→ Source material
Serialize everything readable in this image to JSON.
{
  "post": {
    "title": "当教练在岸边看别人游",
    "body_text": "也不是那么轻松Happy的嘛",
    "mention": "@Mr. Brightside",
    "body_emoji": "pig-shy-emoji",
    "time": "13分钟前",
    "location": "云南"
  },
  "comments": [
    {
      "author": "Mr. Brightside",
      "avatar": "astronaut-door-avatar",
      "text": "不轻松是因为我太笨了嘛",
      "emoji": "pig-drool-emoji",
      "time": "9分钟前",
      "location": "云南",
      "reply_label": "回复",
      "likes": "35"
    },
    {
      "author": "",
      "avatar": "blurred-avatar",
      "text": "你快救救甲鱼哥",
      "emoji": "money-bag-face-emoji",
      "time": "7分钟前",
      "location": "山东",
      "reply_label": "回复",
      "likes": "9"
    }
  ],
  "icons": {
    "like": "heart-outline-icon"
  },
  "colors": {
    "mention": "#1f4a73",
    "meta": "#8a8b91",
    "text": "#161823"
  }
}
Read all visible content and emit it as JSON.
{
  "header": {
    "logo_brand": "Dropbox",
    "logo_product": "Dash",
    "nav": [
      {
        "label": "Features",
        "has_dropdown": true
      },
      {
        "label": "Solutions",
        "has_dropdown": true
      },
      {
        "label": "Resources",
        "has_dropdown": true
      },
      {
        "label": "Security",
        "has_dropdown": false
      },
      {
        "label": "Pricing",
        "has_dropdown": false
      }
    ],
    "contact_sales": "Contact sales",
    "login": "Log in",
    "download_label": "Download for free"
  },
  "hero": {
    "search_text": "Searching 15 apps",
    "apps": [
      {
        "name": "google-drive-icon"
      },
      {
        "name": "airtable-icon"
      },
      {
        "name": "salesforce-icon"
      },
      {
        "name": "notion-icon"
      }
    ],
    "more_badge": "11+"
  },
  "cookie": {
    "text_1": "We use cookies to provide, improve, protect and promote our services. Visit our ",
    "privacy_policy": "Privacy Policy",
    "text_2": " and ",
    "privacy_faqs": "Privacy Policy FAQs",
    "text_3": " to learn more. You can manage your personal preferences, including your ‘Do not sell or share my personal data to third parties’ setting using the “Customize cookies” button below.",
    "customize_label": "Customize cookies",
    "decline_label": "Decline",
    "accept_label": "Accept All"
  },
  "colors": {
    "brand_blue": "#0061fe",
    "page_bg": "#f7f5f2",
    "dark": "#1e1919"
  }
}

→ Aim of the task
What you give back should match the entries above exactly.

→ The answer
Serialize everything readable in this image to JSON.
{
  "post": {
    "title": "当教练在岸边看别人游",
    "body_text": "也不是那么轻松Happy的嘛",
    "mention": "@Mr. Brightside",
    "body_emoji": "pig-shy-emoji",
    "time": "13分钟前",
    "location": "云南"
  },
  "comments": [
    {
      "author": "Mr. Brightside",
      "avatar": "astronaut-door-avatar",
      "text": "不轻松是因为我太笨了嘛",
      "emoji": "pig-drool-emoji",
      "time": "9分钟前",
      "location": "云南",
      "reply_label": "回复",
      "likes": "35"
    },
    {
      "author": "",
      "avatar": "blurred-avatar",
      "text": "你快救救甲鱼哥",
      "emoji": "money-bag-face-emoji",
      "time": "7分钟前",
      "location": "山东",
      "reply_label": "回复",
      "likes": "9"
    }
  ],
  "icons": {
    "like": "heart-outline-icon"
  },
  "colors": {
    "mention": "#1f4a73",
    "meta": "#8a8b91",
    "text": "#161823"
  }
}
Read all visible content and emit it as JSON.
{
  "header": {
    "logo_brand": "Dropbox",
    "logo_product": "Dash",
    "nav": [
      {
        "label": "Features",
        "has_dropdown": true
      },
      {
        "label": "Solutions",
        "has_dropdown": true
      },
      {
        "label": "Resources",
        "has_dropdown": true
      },
      {
        "label": "Security",
        "has_dropdown": false
      },
      {
        "label": "Pricing",
        "has_dropdown": false
      }
    ],
    "contact_sales": "Contact sales",
    "login": "Log in",
    "download_label": "Download for free"
  },
  "hero": {
    "search_text": "Searching 15 apps",
    "apps": [
      {
        "name": "google-drive-icon"
      },
      {
        "name": "airtable-icon"
      },
      {
        "name": "salesforce-icon"
      },
      {
        "name": "notion-icon"
      }
    ],
    "more_badge": "11+"
  },
  "cookie": {
    "text_1": "We use cookies to provide, improve, protect and promote our services. Visit our ",
    "privacy_policy": "Privacy Policy",
    "text_2": " and ",
    "privacy_faqs": "Privacy Policy FAQs",
    "text_3": " to learn more. You can manage your personal preferences, including your ‘Do not sell or share my personal data to third parties’ setting using the “Customize cookies” button below.",
    "customize_label": "Customize cookies",
    "decline_label": "Decline",
    "accept_label": "Accept All"
  },
  "colors": {
    "brand_blue": "#0061fe",
    "page_bg": "#f7f5f2",
    "dark": "#1e1919"
  }
}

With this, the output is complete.